== DATASET ==

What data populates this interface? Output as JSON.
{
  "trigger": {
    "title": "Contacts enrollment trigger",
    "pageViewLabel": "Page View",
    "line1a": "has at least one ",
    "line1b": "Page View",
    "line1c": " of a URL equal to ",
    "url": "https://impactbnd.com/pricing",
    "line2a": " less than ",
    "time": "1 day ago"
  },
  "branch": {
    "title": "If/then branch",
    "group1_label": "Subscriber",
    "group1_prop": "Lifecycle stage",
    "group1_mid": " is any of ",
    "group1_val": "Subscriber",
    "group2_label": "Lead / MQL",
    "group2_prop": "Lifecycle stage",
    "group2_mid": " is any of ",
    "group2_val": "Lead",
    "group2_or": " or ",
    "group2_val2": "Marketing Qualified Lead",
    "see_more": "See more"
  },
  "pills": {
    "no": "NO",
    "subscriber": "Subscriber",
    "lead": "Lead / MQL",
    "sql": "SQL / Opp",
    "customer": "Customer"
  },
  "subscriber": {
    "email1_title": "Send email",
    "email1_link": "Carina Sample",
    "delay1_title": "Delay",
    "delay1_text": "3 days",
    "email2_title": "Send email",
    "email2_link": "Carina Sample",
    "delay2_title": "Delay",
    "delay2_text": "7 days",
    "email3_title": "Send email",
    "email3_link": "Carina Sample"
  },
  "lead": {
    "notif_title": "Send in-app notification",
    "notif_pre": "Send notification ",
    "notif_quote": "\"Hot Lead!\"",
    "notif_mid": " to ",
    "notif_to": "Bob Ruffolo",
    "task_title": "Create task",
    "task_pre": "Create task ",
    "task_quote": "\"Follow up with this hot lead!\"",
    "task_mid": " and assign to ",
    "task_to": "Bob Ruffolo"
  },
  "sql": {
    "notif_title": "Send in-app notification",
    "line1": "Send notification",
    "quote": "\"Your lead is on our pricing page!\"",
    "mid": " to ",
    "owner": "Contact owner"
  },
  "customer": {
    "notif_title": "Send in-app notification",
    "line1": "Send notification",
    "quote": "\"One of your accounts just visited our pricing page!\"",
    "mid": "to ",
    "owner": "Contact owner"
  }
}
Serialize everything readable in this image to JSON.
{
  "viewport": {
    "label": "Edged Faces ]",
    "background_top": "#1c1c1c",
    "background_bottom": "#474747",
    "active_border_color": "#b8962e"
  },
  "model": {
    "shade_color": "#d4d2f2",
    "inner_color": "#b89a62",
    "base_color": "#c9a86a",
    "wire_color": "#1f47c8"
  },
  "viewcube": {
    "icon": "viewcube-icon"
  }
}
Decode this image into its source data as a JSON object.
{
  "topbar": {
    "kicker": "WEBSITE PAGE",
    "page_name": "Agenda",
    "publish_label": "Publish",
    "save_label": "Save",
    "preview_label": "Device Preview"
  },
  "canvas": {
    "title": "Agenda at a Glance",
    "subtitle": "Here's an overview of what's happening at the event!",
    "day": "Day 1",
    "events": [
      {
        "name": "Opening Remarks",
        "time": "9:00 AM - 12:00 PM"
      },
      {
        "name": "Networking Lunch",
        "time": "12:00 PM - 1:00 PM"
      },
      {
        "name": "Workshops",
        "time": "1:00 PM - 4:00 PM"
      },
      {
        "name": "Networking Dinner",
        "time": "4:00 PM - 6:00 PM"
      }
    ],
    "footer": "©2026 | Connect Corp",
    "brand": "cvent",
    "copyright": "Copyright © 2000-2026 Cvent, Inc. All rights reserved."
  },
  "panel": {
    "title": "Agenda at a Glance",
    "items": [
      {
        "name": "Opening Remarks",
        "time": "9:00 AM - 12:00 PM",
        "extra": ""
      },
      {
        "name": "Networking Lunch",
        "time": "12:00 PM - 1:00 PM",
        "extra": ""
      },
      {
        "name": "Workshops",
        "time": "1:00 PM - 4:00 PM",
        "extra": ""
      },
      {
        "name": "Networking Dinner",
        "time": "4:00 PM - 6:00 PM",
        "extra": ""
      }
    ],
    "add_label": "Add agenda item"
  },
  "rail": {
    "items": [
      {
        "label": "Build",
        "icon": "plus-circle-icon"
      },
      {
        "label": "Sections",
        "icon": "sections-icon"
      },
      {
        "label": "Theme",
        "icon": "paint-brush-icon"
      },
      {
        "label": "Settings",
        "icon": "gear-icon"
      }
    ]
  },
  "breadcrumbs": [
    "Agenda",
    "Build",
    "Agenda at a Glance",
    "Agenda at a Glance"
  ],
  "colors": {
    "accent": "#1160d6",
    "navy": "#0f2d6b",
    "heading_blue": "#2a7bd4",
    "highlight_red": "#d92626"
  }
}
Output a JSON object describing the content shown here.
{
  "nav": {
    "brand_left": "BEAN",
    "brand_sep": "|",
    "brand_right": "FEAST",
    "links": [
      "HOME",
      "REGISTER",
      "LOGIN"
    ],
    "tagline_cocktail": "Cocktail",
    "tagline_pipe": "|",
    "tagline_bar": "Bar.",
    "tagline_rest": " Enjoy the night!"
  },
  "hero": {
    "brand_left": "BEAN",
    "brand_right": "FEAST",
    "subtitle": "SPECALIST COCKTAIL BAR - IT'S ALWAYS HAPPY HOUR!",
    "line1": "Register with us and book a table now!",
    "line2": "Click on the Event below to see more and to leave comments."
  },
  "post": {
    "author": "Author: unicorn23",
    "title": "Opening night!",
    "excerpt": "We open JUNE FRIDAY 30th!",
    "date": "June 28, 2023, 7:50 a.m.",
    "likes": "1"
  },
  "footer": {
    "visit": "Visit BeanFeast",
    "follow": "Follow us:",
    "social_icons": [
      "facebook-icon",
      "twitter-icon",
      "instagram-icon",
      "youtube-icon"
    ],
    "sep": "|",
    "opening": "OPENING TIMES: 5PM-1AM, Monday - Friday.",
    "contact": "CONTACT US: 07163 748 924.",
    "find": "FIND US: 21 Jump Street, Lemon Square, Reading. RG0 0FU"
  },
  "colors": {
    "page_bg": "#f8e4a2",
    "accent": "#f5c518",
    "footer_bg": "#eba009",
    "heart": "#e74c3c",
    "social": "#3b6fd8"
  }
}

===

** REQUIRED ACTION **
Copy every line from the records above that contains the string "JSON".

** RESULT **
What data populates this interface? Output as JSON.
Serialize everything readable in this image to JSON.
Decode this image into its source data as a JSON object.
Output a JSON object describing the content shown here.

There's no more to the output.